## Task details
Would you output the following records verbatim and skip the images in them?

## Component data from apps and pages
⟨
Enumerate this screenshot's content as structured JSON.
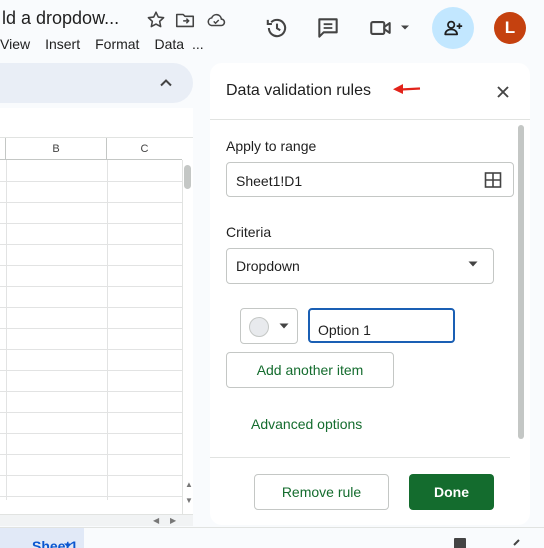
{
  "doc": {
    "title": "ld a dropdow..."
  },
  "menu": [
    "View",
    "Insert",
    "Format",
    "Data",
    "..."
  ],
  "account": {
    "avatar_letter": "L",
    "avatar_color": "#c5410f"
  },
  "sheet": {
    "columns": [
      "B",
      "C"
    ],
    "tab_label": "Sheet1"
  },
  "panel": {
    "title": "Data validation rules",
    "apply_label": "Apply to range",
    "range_value": "Sheet1!D1",
    "criteria_label": "Criteria",
    "criteria_value": "Dropdown",
    "option_value": "Option 1",
    "add_item_label": "Add another item",
    "advanced_label": "Advanced options",
    "remove_label": "Remove rule",
    "done_label": "Done"
  },
  "colors": {
    "accent_green": "#146c2e",
    "focus_blue": "#1a5fb4",
    "share_bg": "#c2e7ff",
    "annotation_red": "#e2231a"
  }
}
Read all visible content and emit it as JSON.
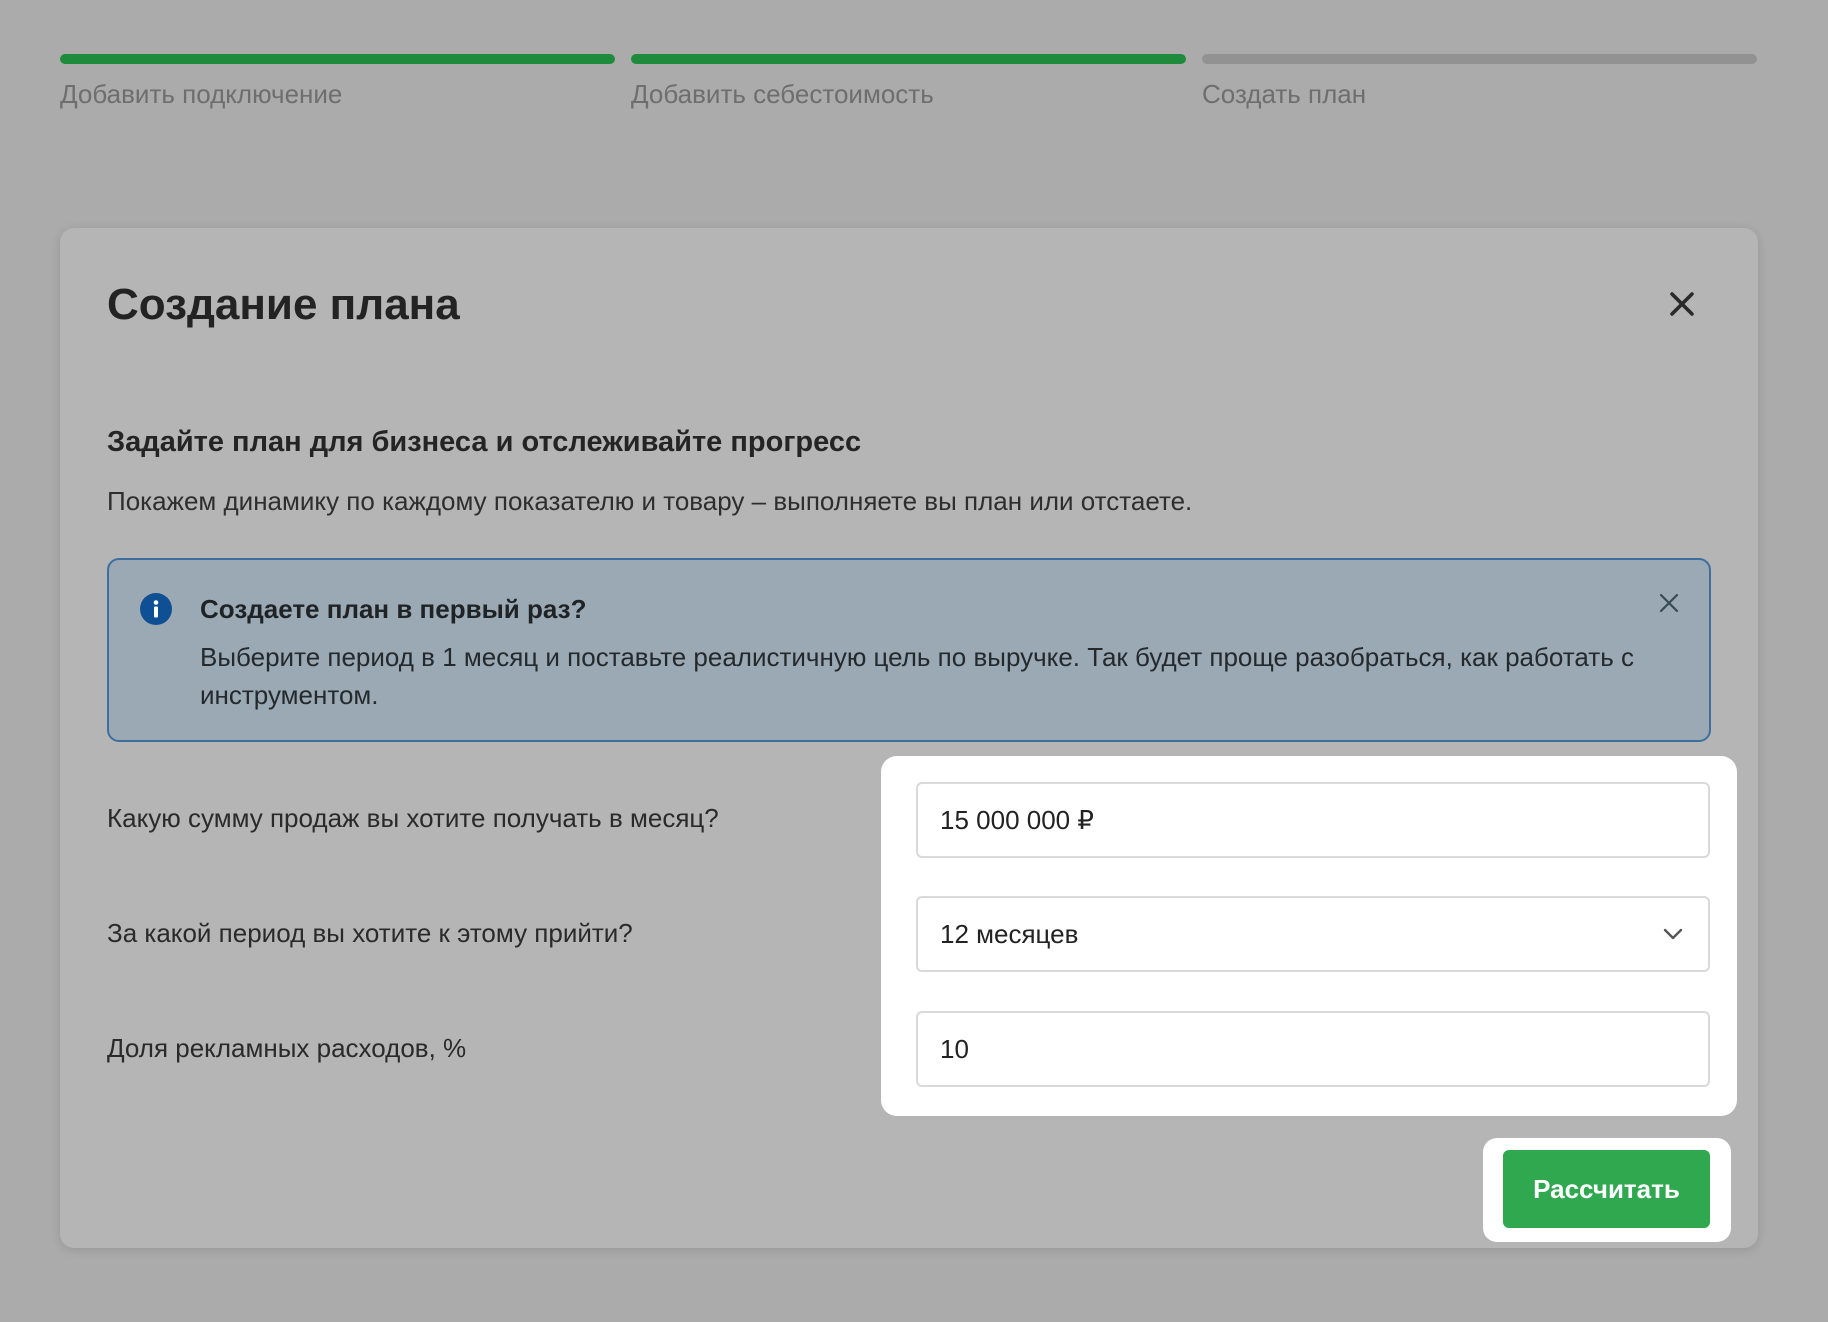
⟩
## Task output
Enumerate this screenshot's content as structured JSON.
{
  "doc": {
    "title": "ld a dropdow..."
  },
  "menu": [
    "View",
    "Insert",
    "Format",
    "Data",
    "..."
  ],
  "account": {
    "avatar_letter": "L",
    "avatar_color": "#c5410f"
  },
  "sheet": {
    "columns": [
      "B",
      "C"
    ],
    "tab_label": "Sheet1"
  },
  "panel": {
    "title": "Data validation rules",
    "apply_label": "Apply to range",
    "range_value": "Sheet1!D1",
    "criteria_label": "Criteria",
    "criteria_value": "Dropdown",
    "option_value": "Option 1",
    "add_item_label": "Add another item",
    "advanced_label": "Advanced options",
    "remove_label": "Remove rule",
    "done_label": "Done"
  },
  "colors": {
    "accent_green": "#146c2e",
    "focus_blue": "#1a5fb4",
    "share_bg": "#c2e7ff",
    "annotation_red": "#e2231a"
  }
}
Read all visible content and emit it as JSON.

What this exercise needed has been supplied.